With characteristic humility, Storer pays tribute to her LAPG colleagues, committee and the ‘warm, witty and wise’ legal aid lawyers she has come across. Her decade in the post, she observes, ended on the ‘unusual note’ of her speaking for the first time at a fringe meeting at the Conservative party conference. Reflecting, she says modestly: ‘It’s been great fun. I enjoy juggling lots of things and I’d give myself seven out of 10.’ Then she adds: ‘If I’d had fewer things to juggle, I’m not sure I would have done any better.’
In praise of Carol
Jenny Beck, LAPG co-chair:
Carol has worked tirelessly to improve access to justice for those least heard. On a policy level, her influencing skills combine a diplomatic human touch with real tenacity, it’s the perfect cocktail. At an operational level, her support to practitioners and Trojan efforts to fix broken processes to make the day-to-day life of legal aid lawyers work that bit better cannot be overstated. Carol also has a wicked sense of humour and an inexplicable belief that everyone should be interested in Charlton Athletic.
Sir Andrew McFarlane, president of the Family Division:
I can’t think of any organisation that wouldn’t have benefitted from having her service and dedication over the years. She could have earned millions [working elsewhere].
Fiona Bawdon, LALY awards founder:
Carol has always done a demanding and difficult job with great skill and commitment, but also tremendous good humour, which makes her so much fun to work with. It is easy for anyone on the outside to underestimate just how all-consuming the role of LAPG director is, not least because Carol did it so deftly.
Laura Janes, LAPG committee member and LAG chairperson:
Carol is phenomenal. Throughout my experience of the gritty, sometimes brutal world of fighting to save legal aid, Carol has been a rock. Practical, sensitive, collegiate and immensely knowledgeable, the struggle against cuts to legal aid over recent years would have been so much more bruising without her.
Chris Minnoch, LAPG operations director:
Carol has achieved an enormous amount behind the scenes and she does so seeking no public recognition for her efforts – the firm struggling with a seemingly intractable contract issue emails Carol because of her knowledge and her discretion; the LAA has a new project and asks Carol how to engage with providers and which firms can help with a pilot; the partner struggling with an HR issue calls Carol for guidance.
Richard Miller, head of justice at the Law Society:

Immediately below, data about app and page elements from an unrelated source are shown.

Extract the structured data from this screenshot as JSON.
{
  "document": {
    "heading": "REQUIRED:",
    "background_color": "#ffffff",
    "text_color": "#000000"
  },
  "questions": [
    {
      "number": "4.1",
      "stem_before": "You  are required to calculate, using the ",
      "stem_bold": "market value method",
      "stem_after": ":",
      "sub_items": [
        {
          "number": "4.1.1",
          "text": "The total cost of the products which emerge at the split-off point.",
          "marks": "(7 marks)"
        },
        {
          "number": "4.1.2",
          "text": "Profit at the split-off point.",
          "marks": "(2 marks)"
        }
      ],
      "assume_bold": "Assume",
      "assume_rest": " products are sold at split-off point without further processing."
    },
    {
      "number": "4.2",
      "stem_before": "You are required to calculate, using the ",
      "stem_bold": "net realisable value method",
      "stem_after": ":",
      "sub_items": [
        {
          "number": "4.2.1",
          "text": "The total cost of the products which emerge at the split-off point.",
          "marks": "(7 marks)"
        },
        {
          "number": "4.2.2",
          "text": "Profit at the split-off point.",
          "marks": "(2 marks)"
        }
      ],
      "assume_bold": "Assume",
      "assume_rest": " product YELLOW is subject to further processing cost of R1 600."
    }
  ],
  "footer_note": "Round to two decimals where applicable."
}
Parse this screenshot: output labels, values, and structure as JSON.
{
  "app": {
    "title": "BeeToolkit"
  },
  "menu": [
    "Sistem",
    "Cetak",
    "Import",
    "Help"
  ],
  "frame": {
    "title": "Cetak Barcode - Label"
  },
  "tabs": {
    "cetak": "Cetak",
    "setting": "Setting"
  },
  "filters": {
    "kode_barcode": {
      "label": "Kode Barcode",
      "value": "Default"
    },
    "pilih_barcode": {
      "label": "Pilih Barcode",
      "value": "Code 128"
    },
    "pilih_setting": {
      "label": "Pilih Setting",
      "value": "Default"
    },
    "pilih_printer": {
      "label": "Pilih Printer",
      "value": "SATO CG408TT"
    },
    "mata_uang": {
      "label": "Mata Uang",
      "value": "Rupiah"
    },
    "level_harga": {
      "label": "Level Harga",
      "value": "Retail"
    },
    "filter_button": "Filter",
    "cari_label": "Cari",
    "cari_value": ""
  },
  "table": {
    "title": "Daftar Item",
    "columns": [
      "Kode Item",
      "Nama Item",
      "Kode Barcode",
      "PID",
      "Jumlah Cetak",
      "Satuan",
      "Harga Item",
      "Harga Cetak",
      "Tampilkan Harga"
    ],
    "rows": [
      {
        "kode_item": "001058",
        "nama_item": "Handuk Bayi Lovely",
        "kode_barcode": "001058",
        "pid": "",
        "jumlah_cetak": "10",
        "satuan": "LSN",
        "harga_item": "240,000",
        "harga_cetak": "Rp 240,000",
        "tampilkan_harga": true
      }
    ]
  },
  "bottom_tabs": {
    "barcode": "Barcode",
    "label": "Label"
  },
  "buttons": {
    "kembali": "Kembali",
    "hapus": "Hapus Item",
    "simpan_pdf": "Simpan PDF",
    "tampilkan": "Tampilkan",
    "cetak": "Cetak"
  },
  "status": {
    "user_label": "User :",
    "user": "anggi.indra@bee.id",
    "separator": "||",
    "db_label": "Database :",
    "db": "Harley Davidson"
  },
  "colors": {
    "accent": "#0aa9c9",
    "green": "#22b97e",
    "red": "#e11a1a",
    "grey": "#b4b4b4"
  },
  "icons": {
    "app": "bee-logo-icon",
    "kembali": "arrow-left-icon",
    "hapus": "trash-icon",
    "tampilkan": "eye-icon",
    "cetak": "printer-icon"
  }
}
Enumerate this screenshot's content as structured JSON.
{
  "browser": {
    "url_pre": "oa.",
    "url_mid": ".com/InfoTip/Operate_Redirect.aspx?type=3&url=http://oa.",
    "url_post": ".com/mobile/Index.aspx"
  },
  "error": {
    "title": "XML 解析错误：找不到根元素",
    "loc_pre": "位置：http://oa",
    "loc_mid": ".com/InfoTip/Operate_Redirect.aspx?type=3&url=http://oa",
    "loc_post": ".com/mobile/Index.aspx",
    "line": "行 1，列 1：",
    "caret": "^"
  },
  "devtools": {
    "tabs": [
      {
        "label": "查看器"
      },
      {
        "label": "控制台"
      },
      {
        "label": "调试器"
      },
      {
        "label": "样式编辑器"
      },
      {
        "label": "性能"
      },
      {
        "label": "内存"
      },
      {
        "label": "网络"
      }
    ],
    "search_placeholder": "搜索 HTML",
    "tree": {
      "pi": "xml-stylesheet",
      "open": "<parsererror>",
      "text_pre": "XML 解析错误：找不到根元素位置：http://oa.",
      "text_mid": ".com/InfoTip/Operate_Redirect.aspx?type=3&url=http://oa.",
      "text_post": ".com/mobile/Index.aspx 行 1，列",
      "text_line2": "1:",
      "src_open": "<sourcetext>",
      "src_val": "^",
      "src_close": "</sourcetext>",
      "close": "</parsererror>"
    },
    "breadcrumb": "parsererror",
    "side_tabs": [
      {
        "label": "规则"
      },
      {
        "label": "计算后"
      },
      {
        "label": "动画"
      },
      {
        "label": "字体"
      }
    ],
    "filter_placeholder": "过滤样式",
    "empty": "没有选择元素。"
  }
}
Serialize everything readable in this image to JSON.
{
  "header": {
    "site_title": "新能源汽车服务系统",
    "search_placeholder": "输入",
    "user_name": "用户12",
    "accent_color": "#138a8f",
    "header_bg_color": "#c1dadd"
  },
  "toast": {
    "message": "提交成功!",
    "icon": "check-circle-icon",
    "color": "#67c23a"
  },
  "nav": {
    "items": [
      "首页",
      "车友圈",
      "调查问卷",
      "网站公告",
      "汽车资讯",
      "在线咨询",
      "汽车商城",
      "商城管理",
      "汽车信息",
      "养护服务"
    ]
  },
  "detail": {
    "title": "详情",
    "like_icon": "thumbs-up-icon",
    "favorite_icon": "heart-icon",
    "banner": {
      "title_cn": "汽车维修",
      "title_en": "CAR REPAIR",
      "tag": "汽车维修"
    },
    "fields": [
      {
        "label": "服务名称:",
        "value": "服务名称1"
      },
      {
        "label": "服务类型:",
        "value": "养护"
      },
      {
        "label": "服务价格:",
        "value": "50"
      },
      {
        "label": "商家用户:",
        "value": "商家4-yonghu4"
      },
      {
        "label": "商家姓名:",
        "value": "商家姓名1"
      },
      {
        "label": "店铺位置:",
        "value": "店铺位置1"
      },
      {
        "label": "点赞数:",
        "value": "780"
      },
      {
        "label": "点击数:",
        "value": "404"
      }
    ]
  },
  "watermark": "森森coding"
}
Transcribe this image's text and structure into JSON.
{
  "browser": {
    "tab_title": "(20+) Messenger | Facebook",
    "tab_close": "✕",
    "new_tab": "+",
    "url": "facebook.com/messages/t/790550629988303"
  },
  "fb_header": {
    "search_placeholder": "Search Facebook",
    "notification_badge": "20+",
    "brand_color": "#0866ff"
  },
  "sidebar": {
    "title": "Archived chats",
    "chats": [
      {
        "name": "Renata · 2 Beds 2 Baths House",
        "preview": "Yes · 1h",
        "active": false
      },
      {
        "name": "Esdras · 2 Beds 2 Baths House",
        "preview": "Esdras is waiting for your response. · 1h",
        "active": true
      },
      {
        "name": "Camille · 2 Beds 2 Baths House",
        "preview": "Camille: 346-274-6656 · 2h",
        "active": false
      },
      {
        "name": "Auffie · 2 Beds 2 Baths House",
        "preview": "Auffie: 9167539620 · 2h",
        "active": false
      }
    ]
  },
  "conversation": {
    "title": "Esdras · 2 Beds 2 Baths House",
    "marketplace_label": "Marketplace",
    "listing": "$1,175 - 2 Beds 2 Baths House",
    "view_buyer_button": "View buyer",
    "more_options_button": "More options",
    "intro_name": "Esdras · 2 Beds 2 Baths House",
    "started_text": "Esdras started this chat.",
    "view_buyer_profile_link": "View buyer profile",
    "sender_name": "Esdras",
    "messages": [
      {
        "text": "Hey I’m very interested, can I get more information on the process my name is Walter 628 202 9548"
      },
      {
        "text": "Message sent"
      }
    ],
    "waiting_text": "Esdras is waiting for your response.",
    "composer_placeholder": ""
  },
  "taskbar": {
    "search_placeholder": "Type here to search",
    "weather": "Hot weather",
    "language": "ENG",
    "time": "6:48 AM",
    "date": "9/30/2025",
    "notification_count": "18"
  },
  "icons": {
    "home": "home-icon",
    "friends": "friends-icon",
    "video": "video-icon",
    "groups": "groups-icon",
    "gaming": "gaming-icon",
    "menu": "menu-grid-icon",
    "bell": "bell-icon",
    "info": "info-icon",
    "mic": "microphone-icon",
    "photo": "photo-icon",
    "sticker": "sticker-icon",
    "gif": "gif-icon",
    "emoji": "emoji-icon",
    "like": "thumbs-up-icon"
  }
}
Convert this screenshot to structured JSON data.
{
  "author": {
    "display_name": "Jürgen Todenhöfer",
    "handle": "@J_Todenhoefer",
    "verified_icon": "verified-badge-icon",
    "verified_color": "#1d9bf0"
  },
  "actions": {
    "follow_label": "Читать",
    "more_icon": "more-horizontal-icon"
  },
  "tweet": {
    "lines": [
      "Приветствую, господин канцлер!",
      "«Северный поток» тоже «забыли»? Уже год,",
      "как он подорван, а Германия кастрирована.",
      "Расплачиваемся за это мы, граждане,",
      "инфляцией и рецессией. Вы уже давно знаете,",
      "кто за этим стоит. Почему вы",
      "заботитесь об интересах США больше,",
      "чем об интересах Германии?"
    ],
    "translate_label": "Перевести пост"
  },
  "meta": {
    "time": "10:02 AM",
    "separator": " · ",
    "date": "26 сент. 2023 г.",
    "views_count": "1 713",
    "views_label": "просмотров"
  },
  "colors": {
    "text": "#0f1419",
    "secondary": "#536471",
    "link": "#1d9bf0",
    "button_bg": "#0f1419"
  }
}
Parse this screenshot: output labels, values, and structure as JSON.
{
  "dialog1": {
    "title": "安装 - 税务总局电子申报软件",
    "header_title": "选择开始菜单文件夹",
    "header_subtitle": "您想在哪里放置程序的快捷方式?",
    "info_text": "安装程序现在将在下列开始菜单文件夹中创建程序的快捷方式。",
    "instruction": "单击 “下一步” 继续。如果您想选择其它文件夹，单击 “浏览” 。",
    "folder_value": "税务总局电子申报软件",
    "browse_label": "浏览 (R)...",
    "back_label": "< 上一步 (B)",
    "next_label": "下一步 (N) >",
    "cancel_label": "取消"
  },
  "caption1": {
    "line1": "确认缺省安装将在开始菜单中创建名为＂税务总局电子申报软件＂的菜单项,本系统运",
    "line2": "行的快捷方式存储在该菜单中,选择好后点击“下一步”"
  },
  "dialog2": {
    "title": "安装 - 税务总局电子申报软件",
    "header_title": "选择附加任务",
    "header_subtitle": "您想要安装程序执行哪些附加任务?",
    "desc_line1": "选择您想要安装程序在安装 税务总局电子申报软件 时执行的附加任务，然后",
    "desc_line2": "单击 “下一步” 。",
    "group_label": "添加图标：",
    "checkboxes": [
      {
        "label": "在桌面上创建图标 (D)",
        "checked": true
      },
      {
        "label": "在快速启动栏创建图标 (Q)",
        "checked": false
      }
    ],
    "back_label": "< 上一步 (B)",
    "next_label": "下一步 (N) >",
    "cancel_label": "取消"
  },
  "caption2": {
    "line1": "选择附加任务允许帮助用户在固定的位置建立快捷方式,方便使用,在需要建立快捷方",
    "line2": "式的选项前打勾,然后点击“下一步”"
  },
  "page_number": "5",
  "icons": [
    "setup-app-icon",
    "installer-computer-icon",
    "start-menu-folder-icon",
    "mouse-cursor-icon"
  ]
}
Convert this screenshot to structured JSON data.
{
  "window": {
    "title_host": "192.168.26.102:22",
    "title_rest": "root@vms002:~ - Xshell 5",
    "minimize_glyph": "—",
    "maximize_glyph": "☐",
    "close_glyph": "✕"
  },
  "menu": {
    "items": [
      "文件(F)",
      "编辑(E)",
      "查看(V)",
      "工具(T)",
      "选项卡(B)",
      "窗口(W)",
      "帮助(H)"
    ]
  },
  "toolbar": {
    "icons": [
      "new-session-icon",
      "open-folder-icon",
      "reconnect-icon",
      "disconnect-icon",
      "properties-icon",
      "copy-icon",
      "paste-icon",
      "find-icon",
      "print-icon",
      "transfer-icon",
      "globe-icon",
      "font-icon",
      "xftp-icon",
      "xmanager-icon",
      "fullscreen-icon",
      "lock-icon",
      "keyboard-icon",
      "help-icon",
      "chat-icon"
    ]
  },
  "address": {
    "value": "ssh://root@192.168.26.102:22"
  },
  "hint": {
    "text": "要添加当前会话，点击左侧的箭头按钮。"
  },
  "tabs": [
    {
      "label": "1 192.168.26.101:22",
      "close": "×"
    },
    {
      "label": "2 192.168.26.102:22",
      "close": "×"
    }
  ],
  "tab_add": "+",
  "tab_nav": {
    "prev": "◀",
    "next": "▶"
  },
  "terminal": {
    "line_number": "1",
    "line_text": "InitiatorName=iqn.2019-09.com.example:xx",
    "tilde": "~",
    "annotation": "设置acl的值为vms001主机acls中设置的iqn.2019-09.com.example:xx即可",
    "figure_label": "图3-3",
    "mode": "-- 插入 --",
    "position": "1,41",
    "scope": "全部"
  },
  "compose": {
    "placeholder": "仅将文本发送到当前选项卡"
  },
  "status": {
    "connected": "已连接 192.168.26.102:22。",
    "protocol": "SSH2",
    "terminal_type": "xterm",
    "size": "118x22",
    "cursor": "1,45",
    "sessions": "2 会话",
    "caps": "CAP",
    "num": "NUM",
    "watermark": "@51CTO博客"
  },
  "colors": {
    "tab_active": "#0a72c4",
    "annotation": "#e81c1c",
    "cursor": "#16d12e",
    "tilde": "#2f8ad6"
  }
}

When I left LAPG, I was concerned about what would happen to the organisation next. I needn’t have been. Carol has taken the group from strength to strength, despite the ever-increasing challenges facing legal aid lawyers and the decreasing numbers of them. She can be immensely proud of what she has achieved.
1     The author gratefully thanks the late Sir Henry Brooke for his comprehensive note on the history of legal aid in appendix 6 to the Bach Commission’s final report, The right to justice (Fabian Society, September 2017). »
2     Civil courts structure review: final report, Judiciary of England and Wales, July 2016. »